§ **WORK TO BE COMPLETED**:
Which lines below hold the word "JSON"? Copy all of them.

Dataset rows for apps and sites:
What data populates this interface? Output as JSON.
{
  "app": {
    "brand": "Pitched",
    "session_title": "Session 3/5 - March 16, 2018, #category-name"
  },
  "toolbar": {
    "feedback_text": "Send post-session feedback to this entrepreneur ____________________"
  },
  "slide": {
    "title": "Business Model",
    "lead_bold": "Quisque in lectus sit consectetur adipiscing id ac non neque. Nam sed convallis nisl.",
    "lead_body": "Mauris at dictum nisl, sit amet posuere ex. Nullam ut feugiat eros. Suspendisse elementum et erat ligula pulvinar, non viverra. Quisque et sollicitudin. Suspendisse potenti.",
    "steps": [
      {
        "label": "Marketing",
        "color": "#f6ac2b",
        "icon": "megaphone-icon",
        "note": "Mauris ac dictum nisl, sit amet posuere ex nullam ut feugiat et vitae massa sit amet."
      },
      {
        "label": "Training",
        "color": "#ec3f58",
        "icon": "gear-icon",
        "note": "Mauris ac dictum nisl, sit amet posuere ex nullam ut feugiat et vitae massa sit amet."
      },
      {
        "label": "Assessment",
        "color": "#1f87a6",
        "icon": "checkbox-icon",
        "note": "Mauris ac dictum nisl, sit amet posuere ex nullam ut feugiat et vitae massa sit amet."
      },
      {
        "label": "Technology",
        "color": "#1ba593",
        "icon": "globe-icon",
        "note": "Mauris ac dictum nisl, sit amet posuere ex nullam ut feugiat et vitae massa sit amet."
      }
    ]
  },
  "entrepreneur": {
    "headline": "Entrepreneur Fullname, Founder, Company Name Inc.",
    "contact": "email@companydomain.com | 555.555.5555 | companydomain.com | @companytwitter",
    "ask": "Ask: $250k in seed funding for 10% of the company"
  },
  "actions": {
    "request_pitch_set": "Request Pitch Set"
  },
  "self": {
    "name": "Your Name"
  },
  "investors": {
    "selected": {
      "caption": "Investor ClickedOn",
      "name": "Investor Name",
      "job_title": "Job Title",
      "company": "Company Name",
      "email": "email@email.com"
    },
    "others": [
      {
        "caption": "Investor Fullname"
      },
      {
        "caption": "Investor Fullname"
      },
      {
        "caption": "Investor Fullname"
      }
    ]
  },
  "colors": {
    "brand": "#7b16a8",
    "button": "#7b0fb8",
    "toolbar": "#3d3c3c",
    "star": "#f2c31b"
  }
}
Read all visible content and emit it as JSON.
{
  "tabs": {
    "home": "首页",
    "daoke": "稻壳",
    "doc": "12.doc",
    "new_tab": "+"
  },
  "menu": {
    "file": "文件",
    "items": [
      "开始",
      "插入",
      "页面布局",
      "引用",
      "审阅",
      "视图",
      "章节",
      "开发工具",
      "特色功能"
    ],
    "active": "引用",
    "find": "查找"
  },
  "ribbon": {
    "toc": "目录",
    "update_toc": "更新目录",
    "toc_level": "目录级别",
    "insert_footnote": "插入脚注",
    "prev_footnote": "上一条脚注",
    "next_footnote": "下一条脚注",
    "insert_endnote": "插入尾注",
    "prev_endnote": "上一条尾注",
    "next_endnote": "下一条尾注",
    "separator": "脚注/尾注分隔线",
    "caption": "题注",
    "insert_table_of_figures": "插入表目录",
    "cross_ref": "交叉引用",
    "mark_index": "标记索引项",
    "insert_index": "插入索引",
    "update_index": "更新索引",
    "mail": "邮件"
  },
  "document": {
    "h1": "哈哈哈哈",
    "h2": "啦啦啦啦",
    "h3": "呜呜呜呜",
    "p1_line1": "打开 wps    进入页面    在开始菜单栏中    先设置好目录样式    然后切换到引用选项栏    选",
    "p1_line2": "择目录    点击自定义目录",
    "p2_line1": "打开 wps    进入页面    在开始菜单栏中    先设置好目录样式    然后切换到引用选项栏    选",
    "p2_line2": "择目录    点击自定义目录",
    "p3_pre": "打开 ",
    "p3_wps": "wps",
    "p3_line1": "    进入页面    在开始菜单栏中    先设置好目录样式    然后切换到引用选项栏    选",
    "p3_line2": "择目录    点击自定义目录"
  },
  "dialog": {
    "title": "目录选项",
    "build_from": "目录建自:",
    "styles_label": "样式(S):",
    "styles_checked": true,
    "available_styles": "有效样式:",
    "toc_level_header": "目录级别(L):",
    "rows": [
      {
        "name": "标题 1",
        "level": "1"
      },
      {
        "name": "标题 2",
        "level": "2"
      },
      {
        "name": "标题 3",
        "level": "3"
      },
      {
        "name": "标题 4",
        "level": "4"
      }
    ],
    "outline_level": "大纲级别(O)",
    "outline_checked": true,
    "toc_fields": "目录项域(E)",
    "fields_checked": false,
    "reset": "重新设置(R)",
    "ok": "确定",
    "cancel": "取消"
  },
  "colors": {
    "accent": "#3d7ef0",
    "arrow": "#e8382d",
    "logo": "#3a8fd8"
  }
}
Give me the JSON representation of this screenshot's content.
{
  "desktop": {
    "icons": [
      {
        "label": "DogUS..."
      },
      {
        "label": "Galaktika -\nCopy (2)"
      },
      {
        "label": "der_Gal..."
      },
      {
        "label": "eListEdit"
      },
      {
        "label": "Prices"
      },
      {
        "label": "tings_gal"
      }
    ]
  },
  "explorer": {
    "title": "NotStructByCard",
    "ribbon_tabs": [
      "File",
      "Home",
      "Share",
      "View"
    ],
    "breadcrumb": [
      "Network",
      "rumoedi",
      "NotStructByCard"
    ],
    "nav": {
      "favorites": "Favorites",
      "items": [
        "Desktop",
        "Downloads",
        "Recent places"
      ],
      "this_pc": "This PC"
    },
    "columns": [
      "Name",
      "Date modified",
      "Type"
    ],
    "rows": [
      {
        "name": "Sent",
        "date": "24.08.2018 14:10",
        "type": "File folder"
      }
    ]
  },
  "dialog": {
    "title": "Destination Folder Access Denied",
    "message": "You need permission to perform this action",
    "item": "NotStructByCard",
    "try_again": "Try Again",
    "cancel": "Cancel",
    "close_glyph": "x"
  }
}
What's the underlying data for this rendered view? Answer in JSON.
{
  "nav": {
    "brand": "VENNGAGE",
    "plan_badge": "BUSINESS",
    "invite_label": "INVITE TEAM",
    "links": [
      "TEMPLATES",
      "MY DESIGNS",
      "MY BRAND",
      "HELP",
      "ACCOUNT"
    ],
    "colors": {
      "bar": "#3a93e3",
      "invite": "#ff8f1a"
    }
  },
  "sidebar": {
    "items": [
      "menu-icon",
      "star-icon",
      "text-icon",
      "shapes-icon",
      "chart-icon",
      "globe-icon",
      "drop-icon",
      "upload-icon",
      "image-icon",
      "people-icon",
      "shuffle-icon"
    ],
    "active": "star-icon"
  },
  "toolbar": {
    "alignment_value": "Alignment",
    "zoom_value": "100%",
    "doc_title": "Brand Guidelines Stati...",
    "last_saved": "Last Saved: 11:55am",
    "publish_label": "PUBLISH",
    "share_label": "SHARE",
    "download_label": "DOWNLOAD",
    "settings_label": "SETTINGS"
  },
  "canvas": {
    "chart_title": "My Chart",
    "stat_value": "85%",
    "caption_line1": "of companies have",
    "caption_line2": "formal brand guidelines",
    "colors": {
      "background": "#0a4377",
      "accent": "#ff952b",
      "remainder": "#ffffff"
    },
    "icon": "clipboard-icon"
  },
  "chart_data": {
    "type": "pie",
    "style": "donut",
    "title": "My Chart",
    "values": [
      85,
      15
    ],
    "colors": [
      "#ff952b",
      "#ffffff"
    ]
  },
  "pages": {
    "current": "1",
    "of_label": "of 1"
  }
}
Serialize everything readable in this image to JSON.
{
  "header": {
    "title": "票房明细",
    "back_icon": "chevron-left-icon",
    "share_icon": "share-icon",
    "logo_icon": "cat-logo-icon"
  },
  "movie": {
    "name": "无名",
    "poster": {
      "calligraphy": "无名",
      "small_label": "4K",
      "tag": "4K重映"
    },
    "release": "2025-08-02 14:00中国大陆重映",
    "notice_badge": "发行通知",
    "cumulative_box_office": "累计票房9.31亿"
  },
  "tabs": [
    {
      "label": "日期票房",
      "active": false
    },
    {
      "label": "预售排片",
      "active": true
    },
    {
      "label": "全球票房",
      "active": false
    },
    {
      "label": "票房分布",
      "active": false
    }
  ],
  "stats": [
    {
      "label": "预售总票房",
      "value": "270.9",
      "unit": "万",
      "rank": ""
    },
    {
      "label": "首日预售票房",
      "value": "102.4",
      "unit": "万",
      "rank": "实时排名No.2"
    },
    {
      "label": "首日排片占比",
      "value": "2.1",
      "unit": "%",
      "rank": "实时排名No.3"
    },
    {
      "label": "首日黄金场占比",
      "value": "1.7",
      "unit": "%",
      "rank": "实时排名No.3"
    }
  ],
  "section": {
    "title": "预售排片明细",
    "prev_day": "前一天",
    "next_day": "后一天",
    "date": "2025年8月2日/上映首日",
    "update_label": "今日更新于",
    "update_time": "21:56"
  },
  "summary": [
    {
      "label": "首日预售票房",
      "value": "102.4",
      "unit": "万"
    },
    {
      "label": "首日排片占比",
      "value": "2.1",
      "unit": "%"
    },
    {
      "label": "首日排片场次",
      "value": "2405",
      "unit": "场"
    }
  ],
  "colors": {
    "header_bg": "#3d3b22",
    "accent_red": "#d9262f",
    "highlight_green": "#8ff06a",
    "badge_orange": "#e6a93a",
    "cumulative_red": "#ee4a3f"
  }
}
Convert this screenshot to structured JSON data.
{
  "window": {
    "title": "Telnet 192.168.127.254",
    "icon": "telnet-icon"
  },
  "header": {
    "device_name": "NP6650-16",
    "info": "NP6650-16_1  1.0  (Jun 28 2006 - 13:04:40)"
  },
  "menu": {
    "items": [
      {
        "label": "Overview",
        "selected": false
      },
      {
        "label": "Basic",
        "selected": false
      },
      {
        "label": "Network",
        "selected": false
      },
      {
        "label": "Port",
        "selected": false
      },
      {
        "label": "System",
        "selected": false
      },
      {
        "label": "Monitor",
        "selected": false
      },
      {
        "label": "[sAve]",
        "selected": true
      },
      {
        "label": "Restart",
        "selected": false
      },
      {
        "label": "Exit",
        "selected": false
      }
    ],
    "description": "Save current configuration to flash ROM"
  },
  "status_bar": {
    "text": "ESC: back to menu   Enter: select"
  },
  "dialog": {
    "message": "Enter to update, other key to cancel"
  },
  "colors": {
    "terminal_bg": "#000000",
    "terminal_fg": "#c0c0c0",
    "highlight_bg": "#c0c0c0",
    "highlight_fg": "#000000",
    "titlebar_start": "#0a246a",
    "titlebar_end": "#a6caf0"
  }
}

§ **OUTPUT OF THE EXERCISE**:
What data populates this interface? Output as JSON.
Read all visible content and emit it as JSON.
Give me the JSON representation of this screenshot's content.
What's the underlying data for this rendered view? Answer in JSON.
Serialize everything readable in this image to JSON.
Convert this screenshot to structured JSON data.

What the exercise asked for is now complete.